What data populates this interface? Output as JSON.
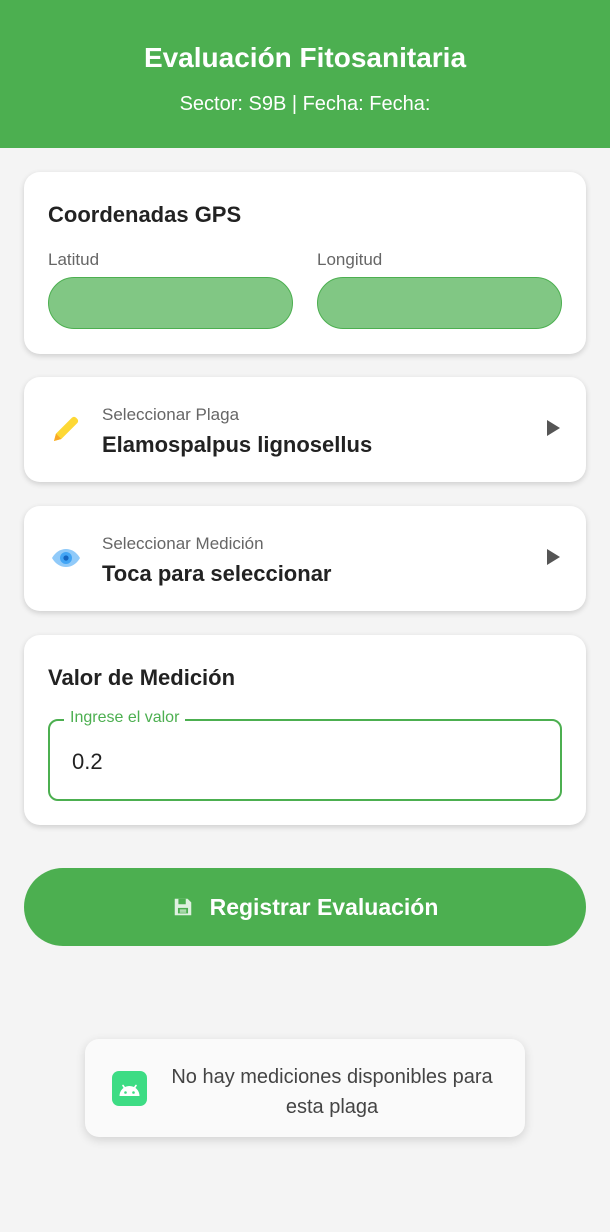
{
  "header": {
    "title": "Evaluación Fitosanitaria",
    "subtitle": "Sector: S9B | Fecha: Fecha:"
  },
  "gps": {
    "title": "Coordenadas GPS",
    "lat_label": "Latitud",
    "lat_value": "",
    "lon_label": "Longitud",
    "lon_value": ""
  },
  "plaga": {
    "label": "Seleccionar Plaga",
    "value": "Elamospalpus lignosellus",
    "icon": "pencil-icon"
  },
  "medicion": {
    "label": "Seleccionar Medición",
    "value": "Toca para seleccionar",
    "icon": "eye-icon"
  },
  "valor": {
    "title": "Valor de Medición",
    "field_label": "Ingrese el valor",
    "value": "0.2"
  },
  "register_button": {
    "label": "Registrar Evaluación",
    "icon": "save-icon"
  },
  "toast": {
    "message": "No hay mediciones disponibles para esta plaga",
    "icon": "android-icon"
  },
  "colors": {
    "primary": "#4caf50",
    "field_fill": "#81c784",
    "background": "#f4f4f4",
    "toast_icon": "#3ddc84"
  }
}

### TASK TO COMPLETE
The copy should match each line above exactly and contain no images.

### YOUR SOLUTION
What data populates this interface? Output as JSON.
{
  "header": {
    "title": "Evaluación Fitosanitaria",
    "subtitle": "Sector: S9B | Fecha: Fecha:"
  },
  "gps": {
    "title": "Coordenadas GPS",
    "lat_label": "Latitud",
    "lat_value": "",
    "lon_label": "Longitud",
    "lon_value": ""
  },
  "plaga": {
    "label": "Seleccionar Plaga",
    "value": "Elamospalpus lignosellus",
    "icon": "pencil-icon"
  },
  "medicion": {
    "label": "Seleccionar Medición",
    "value": "Toca para seleccionar",
    "icon": "eye-icon"
  },
  "valor": {
    "title": "Valor de Medición",
    "field_label": "Ingrese el valor",
    "value": "0.2"
  },
  "register_button": {
    "label": "Registrar Evaluación",
    "icon": "save-icon"
  },
  "toast": {
    "message": "No hay mediciones disponibles para esta plaga",
    "icon": "android-icon"
  },
  "colors": {
    "primary": "#4caf50",
    "field_fill": "#81c784",
    "background": "#f4f4f4",
    "toast_icon": "#3ddc84"
  }
}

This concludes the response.